Local advertisers represent some 40% of all advertising on CTV. And of course, advertising is how we survive. It’s virtually our sole source of income — no part of the licence fee comes to us. But that doesn’t mean that anything goes.
Controls over television advertising are among the most comprehensive in the world, and far more stringent than newspapers need to abide by.
Because television advertising is so powerful, so effective, not only the content but the amount and nature of advertisements must be in accordance with the Broadcasting Act plus the extensive rules and principles laid down by the Independent Broadcasting Authority.
There must, for instance, be a total distinction between programmes and advertising. There are several classes of possible advertisers who are unacceptable to television contractors, and there are several methods of advertising which are equally unacceptable. Special attention is paid to advertising in relation to children, financial advertising and the advertising of medicines and treatments.
Misleading claims and presentation are rejected, as is offensive material such as swearing, undue violence, nudity, salaciousness or jokes exploiting, for instance, physical disabilities or religious beliefs.
Cigarette advertising is not permitted, nor is that for hard liquor, nor for matrimonial agencies, fortune tellers (a mass medium perhaps?) undertakers, betting tipsters, private investigation agencies or political or religious bodies.
Advertisements must not unfairly attack or discredit other products or advertisers. Testimonials must be genuine, children must not be encouraged to enter strange places. The size and scale of toys and games must be made easy to judge and sweet eating throughout the day must not be encouraged. These are just a few of the controls exercised over television advertisers.
The Company Lawyer at General Foods once required a copywriter to prove that a barbecue sauce actually did have “an old fashioned flavour” before the agency were allowed to use the innocuous claim in a series of advertisements. So you see, advertisers do care what they say.
They care because their consumers pay attention to what the commercials claim. They care because television advertising is so important.
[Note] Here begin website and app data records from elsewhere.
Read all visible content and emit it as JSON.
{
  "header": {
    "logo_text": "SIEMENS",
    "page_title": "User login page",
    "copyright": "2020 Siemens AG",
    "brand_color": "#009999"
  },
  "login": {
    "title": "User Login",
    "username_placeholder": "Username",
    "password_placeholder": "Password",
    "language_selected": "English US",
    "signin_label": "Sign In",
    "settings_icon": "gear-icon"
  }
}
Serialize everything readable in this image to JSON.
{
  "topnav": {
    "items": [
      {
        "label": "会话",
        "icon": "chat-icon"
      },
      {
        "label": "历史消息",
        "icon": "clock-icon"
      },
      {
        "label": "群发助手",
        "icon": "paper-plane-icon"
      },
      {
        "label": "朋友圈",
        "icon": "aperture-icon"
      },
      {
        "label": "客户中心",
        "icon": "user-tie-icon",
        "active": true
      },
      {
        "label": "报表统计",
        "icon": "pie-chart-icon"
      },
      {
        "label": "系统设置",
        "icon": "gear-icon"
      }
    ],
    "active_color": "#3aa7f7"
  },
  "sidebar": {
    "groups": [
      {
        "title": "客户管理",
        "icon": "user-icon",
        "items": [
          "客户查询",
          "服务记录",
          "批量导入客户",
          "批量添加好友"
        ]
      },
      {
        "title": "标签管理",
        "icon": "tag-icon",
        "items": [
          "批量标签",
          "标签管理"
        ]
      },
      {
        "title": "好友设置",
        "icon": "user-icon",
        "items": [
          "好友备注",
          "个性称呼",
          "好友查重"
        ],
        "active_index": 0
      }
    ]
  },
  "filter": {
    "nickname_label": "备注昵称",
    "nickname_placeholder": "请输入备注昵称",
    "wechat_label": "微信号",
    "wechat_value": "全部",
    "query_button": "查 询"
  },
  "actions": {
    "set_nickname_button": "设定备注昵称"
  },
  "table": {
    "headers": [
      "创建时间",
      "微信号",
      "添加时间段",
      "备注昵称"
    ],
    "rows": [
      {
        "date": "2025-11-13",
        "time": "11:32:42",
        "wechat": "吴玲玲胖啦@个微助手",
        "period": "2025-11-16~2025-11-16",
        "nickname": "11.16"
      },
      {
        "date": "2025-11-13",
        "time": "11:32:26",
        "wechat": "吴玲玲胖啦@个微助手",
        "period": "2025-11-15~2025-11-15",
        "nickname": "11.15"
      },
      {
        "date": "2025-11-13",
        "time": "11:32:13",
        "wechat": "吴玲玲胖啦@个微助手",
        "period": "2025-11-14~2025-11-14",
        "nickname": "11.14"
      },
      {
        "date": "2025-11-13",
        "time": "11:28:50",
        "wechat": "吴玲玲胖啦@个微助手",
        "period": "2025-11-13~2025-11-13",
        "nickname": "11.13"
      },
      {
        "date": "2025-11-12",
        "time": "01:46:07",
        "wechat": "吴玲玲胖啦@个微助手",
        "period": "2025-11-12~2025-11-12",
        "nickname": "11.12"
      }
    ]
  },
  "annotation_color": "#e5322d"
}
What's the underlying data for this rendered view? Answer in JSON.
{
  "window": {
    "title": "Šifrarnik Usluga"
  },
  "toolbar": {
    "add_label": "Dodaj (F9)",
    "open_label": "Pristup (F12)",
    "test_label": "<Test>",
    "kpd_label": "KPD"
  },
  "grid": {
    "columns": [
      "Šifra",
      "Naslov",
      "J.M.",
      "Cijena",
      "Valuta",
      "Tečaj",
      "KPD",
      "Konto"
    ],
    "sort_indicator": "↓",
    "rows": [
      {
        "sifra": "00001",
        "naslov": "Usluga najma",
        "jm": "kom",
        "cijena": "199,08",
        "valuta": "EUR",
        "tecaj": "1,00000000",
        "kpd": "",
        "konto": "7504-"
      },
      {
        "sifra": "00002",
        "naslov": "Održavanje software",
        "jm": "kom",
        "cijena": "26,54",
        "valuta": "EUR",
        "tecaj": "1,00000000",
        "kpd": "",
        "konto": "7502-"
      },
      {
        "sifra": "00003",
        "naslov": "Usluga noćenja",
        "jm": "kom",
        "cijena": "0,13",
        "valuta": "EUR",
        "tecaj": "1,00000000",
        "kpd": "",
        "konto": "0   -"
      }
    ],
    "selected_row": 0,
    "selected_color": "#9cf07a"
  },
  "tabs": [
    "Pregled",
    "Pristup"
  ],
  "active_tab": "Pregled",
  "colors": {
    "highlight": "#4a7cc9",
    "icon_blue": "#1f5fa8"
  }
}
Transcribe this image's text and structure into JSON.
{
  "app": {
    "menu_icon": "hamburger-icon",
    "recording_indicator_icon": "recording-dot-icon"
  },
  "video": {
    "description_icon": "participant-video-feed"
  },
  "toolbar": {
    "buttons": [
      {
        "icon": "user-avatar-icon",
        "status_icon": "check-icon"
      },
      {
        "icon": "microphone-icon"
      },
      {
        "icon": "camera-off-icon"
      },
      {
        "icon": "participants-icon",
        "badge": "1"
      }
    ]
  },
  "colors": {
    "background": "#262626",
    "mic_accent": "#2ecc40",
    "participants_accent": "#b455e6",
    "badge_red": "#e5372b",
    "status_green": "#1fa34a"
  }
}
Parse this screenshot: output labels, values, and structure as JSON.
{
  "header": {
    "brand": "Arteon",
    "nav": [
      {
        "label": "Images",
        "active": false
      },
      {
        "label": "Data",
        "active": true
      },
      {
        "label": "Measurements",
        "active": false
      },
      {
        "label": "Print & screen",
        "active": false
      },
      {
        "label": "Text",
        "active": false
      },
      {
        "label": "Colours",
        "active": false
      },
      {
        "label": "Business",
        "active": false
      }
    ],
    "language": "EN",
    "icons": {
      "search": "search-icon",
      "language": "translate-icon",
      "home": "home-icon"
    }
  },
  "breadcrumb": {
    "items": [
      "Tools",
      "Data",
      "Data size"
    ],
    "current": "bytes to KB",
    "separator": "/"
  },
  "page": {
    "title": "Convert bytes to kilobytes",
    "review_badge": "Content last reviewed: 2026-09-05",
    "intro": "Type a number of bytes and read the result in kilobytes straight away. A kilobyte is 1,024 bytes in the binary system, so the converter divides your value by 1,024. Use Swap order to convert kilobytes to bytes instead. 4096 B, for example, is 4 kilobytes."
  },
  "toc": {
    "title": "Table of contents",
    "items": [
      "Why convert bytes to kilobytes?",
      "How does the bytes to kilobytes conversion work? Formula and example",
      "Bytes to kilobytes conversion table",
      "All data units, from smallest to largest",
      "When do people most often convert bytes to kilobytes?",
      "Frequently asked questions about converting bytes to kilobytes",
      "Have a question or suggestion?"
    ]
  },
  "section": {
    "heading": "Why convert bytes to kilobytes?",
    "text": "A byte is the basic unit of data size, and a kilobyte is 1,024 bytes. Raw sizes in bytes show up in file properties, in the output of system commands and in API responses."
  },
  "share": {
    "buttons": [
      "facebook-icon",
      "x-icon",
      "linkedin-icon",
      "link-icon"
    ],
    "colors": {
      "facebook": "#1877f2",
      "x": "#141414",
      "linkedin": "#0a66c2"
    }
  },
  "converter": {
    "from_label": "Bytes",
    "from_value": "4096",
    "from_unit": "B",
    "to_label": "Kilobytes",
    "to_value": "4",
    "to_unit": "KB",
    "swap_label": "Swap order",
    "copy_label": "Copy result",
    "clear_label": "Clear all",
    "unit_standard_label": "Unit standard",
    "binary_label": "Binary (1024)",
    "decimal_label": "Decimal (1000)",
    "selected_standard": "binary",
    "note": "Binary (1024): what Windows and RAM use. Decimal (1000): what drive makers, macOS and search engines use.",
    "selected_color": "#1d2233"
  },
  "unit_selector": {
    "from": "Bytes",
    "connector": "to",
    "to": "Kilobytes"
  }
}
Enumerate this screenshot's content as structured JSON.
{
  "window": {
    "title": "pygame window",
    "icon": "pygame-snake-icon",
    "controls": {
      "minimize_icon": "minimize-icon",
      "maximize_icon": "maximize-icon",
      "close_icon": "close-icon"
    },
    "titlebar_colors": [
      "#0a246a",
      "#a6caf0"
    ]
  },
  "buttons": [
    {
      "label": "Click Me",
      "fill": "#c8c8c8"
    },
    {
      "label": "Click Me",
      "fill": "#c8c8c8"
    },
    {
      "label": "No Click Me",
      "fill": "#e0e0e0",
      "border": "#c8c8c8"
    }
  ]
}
They care because television has become the most powerful advertising medium the world has ever known. It’s a selling tool that uses colour, sound, vision, motion and, perhaps most important of all, emotion.
Here’s to the next twenty one years of television advertising in the Channel Islands.